START DATASET RECORDS

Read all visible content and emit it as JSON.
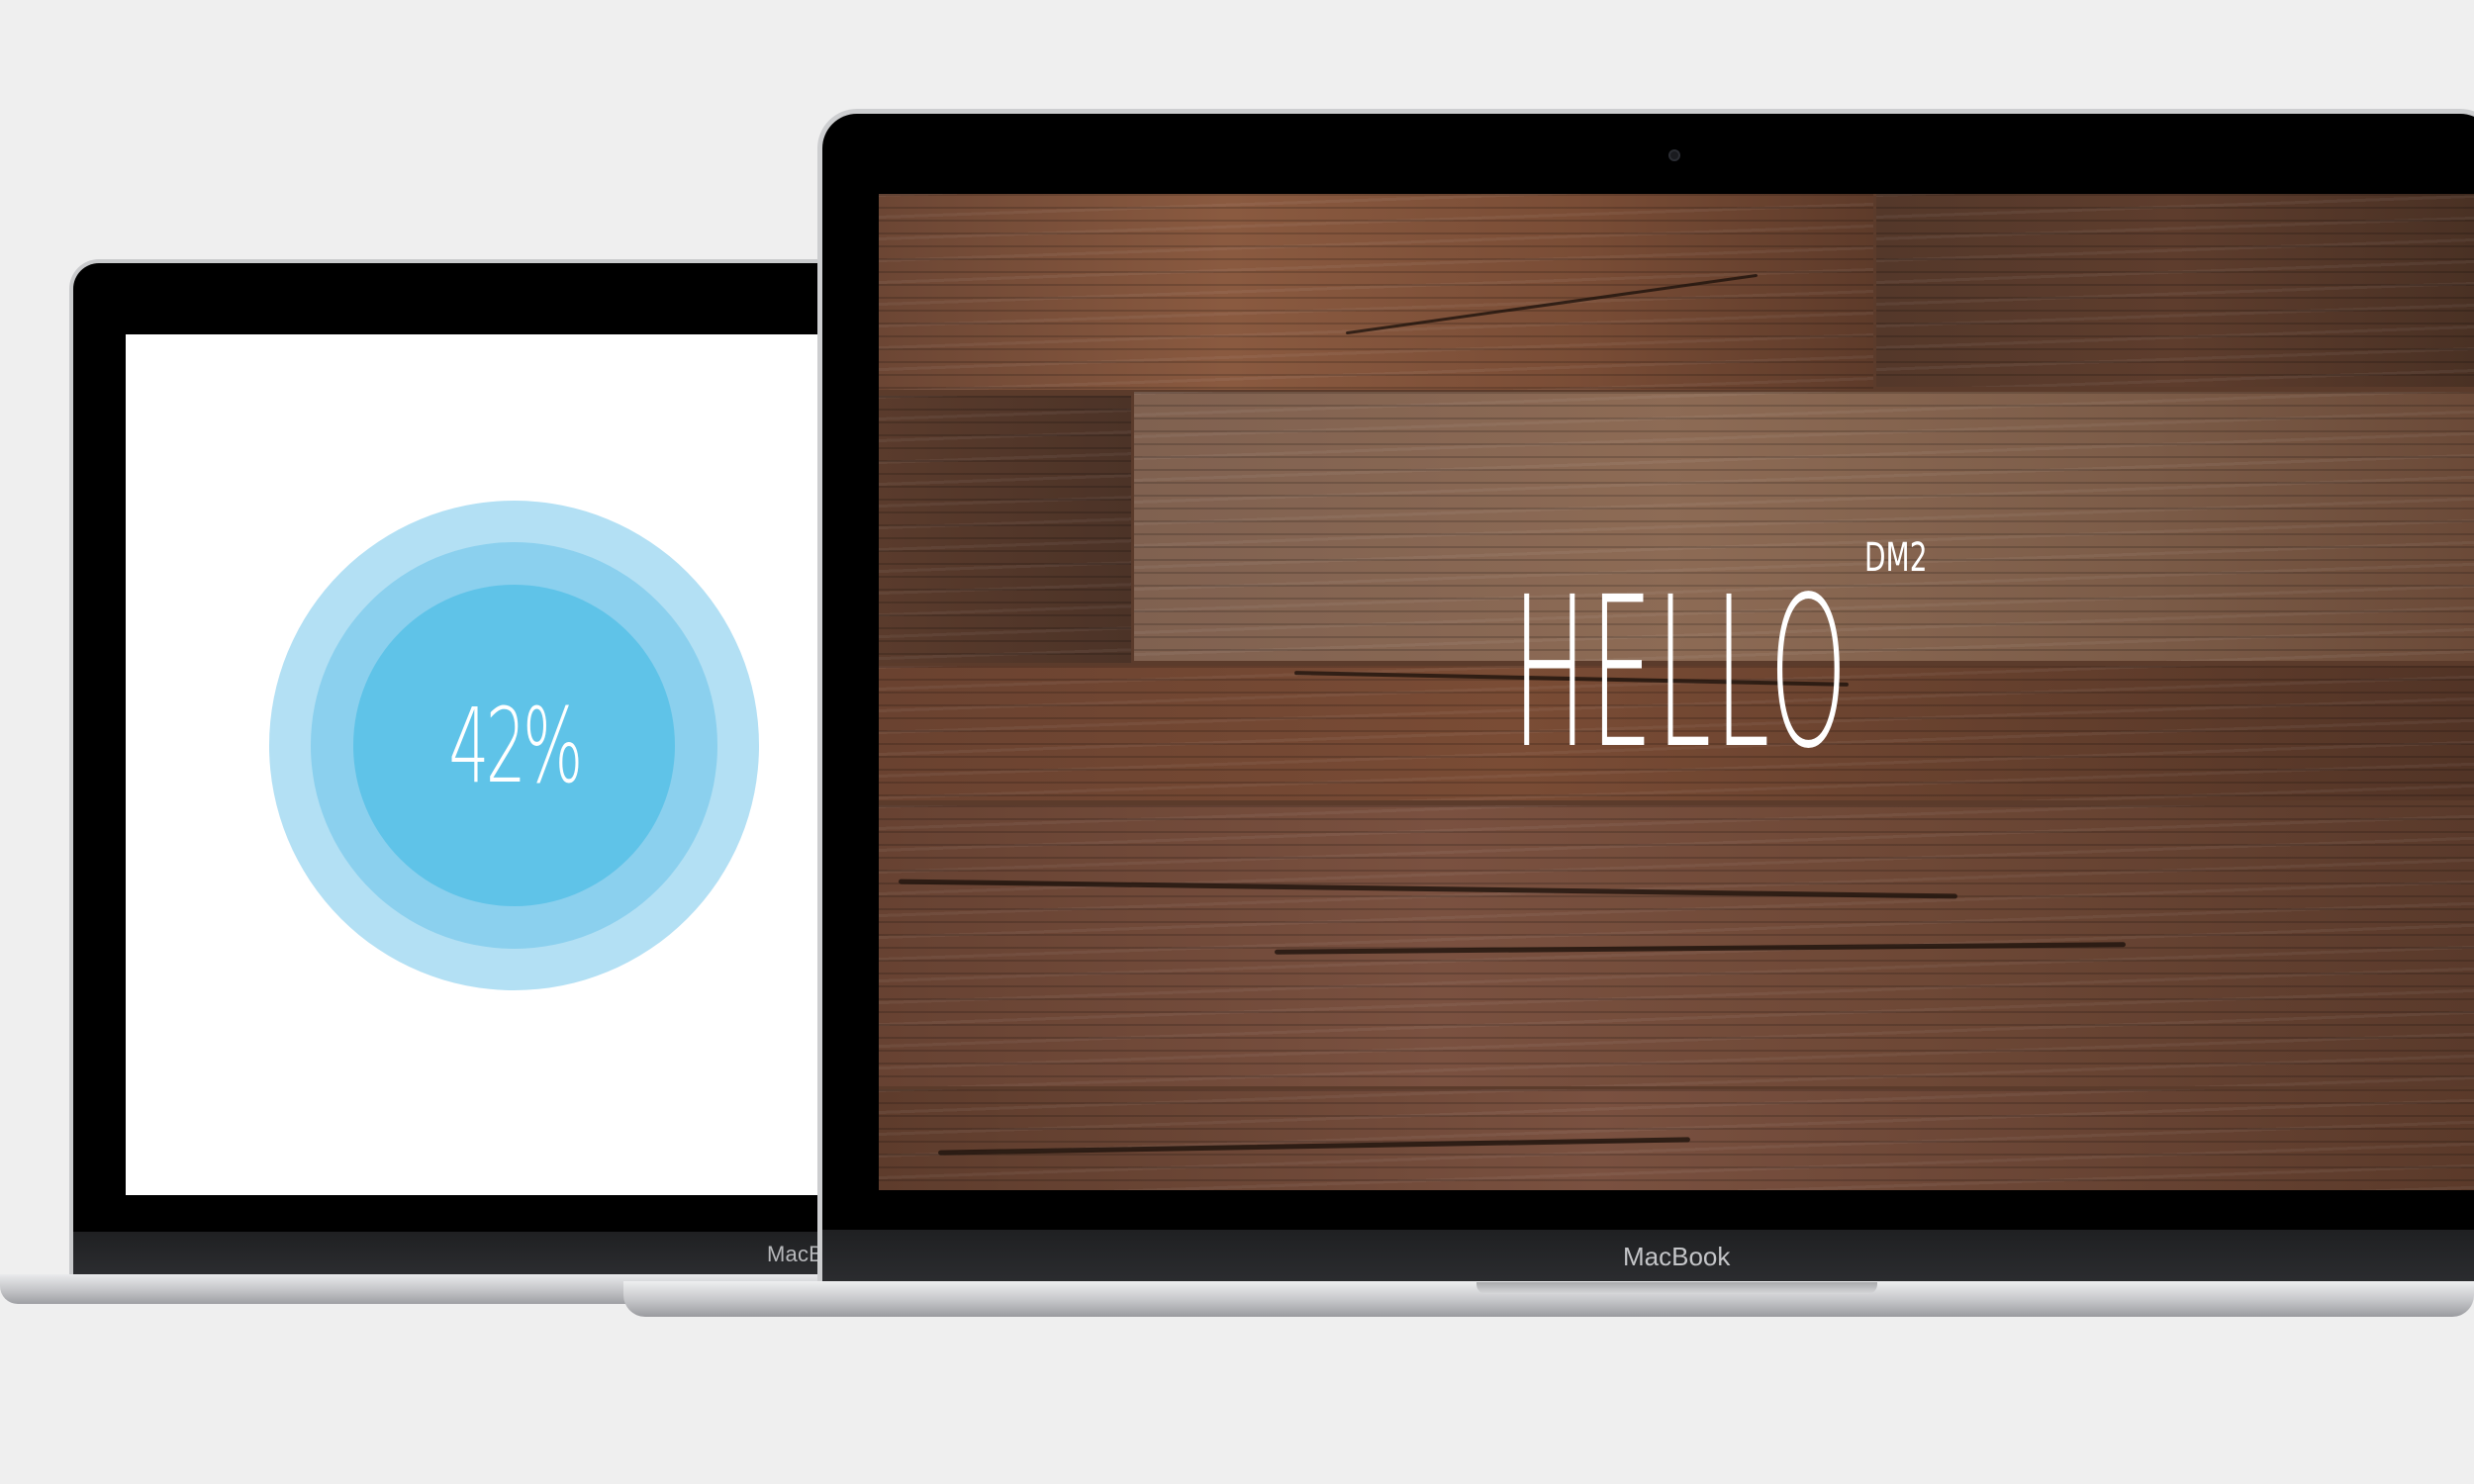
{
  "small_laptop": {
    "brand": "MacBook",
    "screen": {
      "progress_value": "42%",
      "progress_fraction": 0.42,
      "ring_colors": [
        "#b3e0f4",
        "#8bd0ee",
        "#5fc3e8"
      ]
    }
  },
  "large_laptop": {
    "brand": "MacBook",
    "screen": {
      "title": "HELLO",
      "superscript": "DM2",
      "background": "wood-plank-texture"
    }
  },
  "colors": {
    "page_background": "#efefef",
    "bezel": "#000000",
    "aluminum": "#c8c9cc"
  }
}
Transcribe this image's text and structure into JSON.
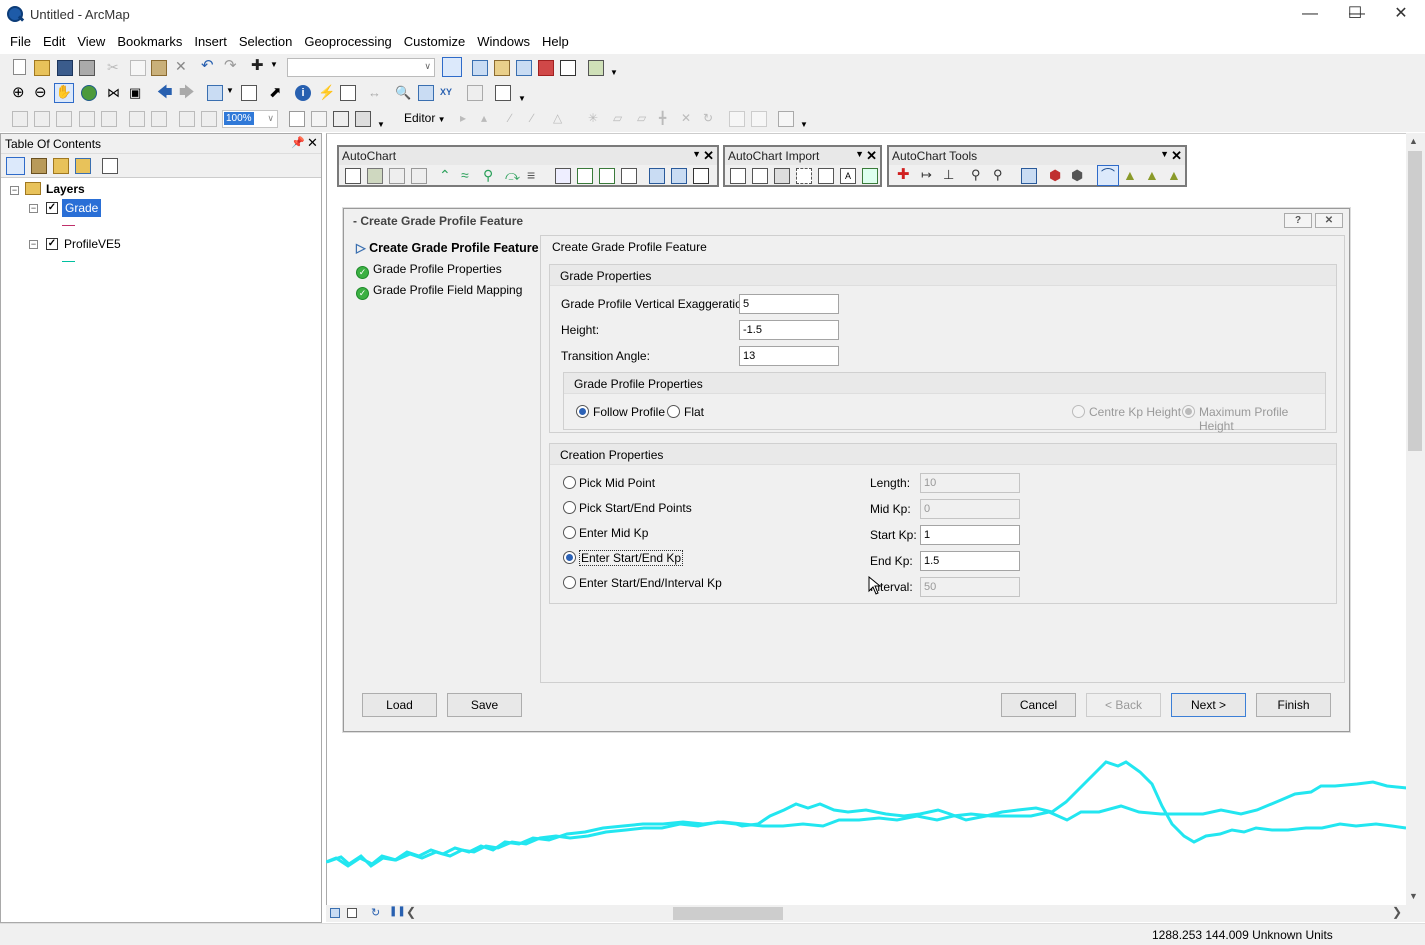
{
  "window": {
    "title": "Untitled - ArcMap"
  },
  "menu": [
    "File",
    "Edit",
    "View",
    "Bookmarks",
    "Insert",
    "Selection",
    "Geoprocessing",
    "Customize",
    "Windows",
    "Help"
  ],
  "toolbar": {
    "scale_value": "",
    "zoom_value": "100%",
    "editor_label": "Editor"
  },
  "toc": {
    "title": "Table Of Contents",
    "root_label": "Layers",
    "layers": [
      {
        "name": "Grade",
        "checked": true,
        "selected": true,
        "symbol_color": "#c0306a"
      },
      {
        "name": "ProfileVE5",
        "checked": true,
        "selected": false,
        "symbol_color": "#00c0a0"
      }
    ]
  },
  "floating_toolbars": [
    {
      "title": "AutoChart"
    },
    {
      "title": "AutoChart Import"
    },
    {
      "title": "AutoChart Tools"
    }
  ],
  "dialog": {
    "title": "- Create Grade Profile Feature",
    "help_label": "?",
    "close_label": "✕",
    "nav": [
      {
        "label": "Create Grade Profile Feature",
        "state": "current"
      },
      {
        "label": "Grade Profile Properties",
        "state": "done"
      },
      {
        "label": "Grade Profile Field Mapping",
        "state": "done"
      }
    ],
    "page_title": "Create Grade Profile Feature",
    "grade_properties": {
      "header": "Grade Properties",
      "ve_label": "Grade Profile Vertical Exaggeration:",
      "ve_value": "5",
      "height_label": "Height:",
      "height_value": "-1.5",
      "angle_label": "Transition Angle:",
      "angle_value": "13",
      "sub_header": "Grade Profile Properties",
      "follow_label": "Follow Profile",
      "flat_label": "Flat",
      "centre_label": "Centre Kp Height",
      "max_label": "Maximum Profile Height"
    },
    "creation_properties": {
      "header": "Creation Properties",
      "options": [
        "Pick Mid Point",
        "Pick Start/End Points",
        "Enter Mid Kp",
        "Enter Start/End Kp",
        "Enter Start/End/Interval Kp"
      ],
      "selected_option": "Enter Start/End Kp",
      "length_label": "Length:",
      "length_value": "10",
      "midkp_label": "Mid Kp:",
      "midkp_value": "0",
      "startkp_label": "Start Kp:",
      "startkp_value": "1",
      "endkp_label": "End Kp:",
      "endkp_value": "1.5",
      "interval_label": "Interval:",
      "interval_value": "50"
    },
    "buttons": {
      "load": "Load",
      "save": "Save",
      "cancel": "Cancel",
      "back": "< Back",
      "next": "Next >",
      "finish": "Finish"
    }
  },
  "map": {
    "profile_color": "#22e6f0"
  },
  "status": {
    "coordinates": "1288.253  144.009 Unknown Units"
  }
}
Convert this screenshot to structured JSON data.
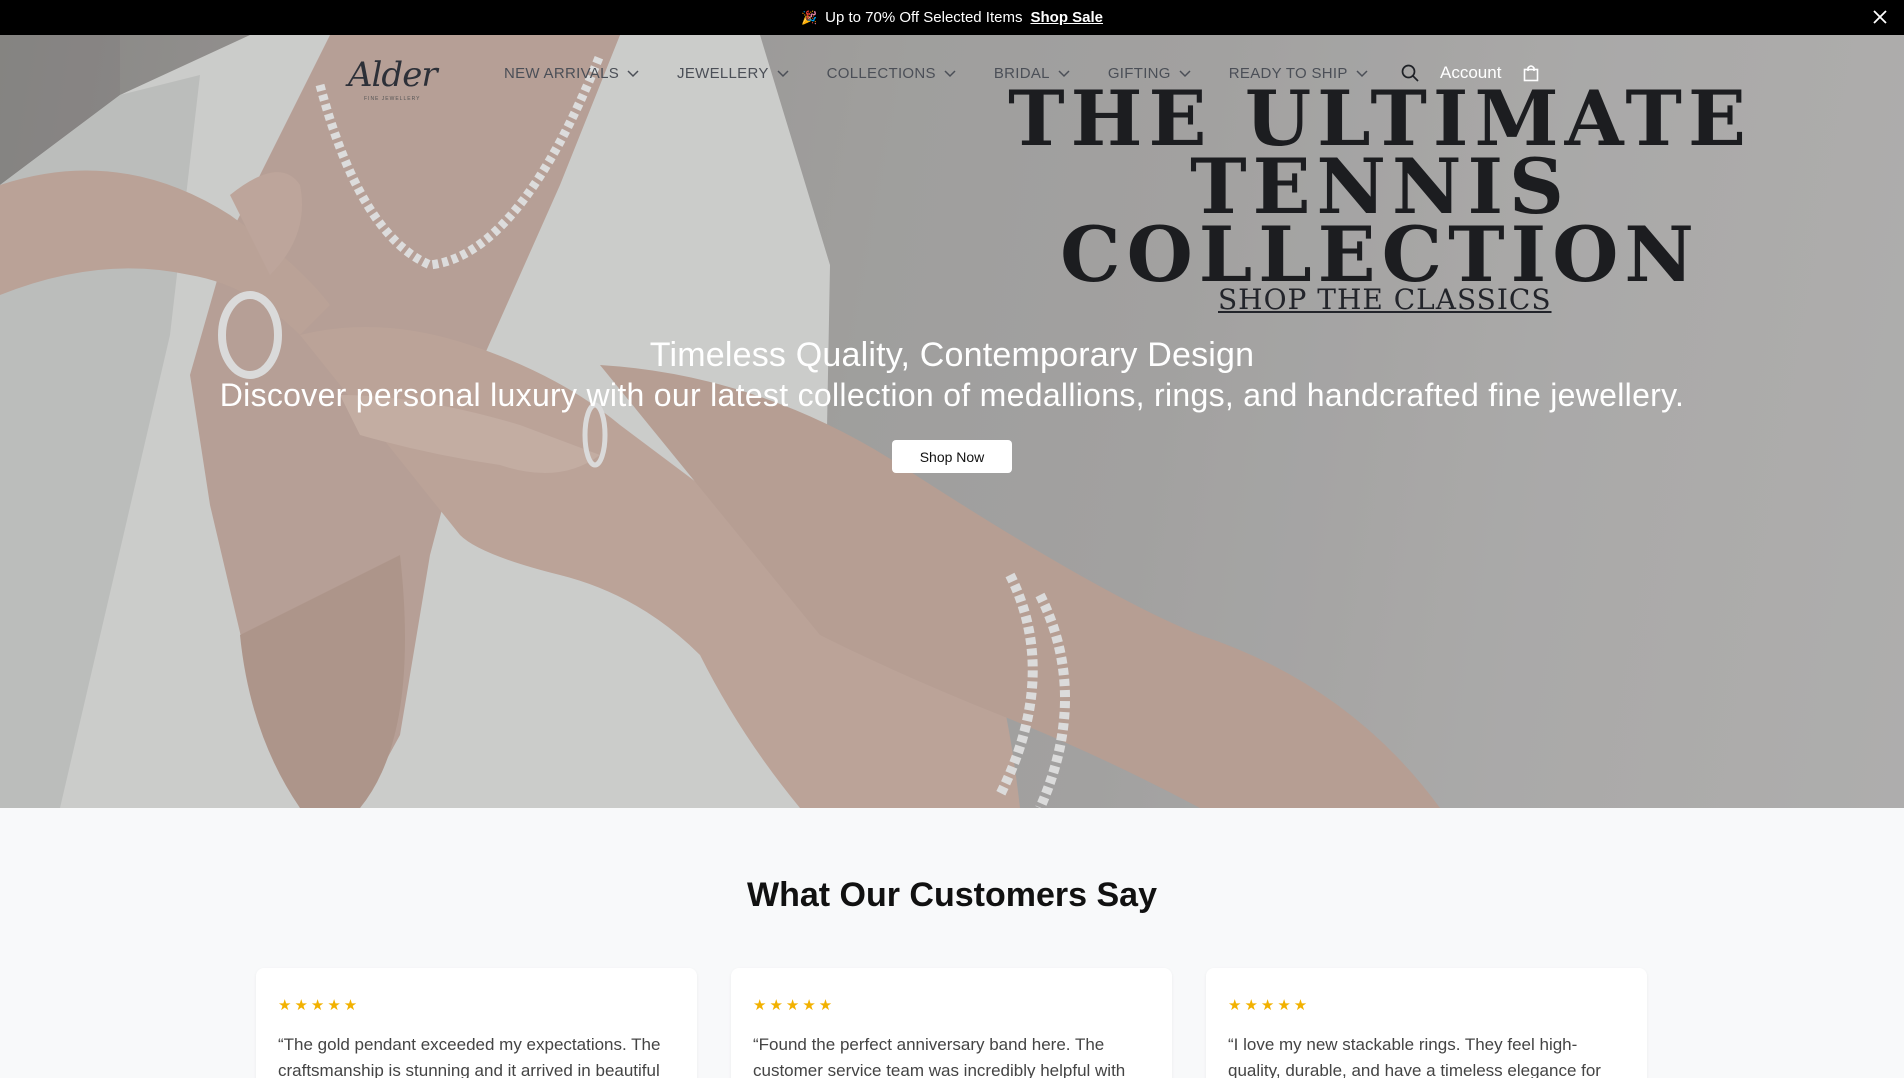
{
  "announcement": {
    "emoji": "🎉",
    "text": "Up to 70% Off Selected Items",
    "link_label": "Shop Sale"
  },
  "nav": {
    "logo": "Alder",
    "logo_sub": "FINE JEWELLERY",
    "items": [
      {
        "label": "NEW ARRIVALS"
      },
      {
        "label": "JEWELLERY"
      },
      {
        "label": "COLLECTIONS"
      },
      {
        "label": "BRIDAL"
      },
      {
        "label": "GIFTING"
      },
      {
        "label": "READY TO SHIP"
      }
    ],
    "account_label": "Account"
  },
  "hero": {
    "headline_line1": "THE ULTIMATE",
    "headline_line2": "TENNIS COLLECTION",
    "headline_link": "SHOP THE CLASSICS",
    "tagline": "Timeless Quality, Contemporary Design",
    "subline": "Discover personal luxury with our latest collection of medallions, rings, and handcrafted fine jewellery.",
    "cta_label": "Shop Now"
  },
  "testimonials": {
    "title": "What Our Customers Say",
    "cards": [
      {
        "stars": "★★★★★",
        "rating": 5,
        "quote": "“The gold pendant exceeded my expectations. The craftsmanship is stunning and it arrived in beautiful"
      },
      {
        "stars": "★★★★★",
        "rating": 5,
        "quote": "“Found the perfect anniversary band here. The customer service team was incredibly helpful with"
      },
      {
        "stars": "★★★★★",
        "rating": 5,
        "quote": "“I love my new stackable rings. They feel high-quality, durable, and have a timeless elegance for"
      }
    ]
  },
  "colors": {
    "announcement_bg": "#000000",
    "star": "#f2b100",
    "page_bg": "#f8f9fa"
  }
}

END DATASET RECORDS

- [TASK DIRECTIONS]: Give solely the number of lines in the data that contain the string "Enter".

- [RESULT FOR THIS EXERCISE]: 4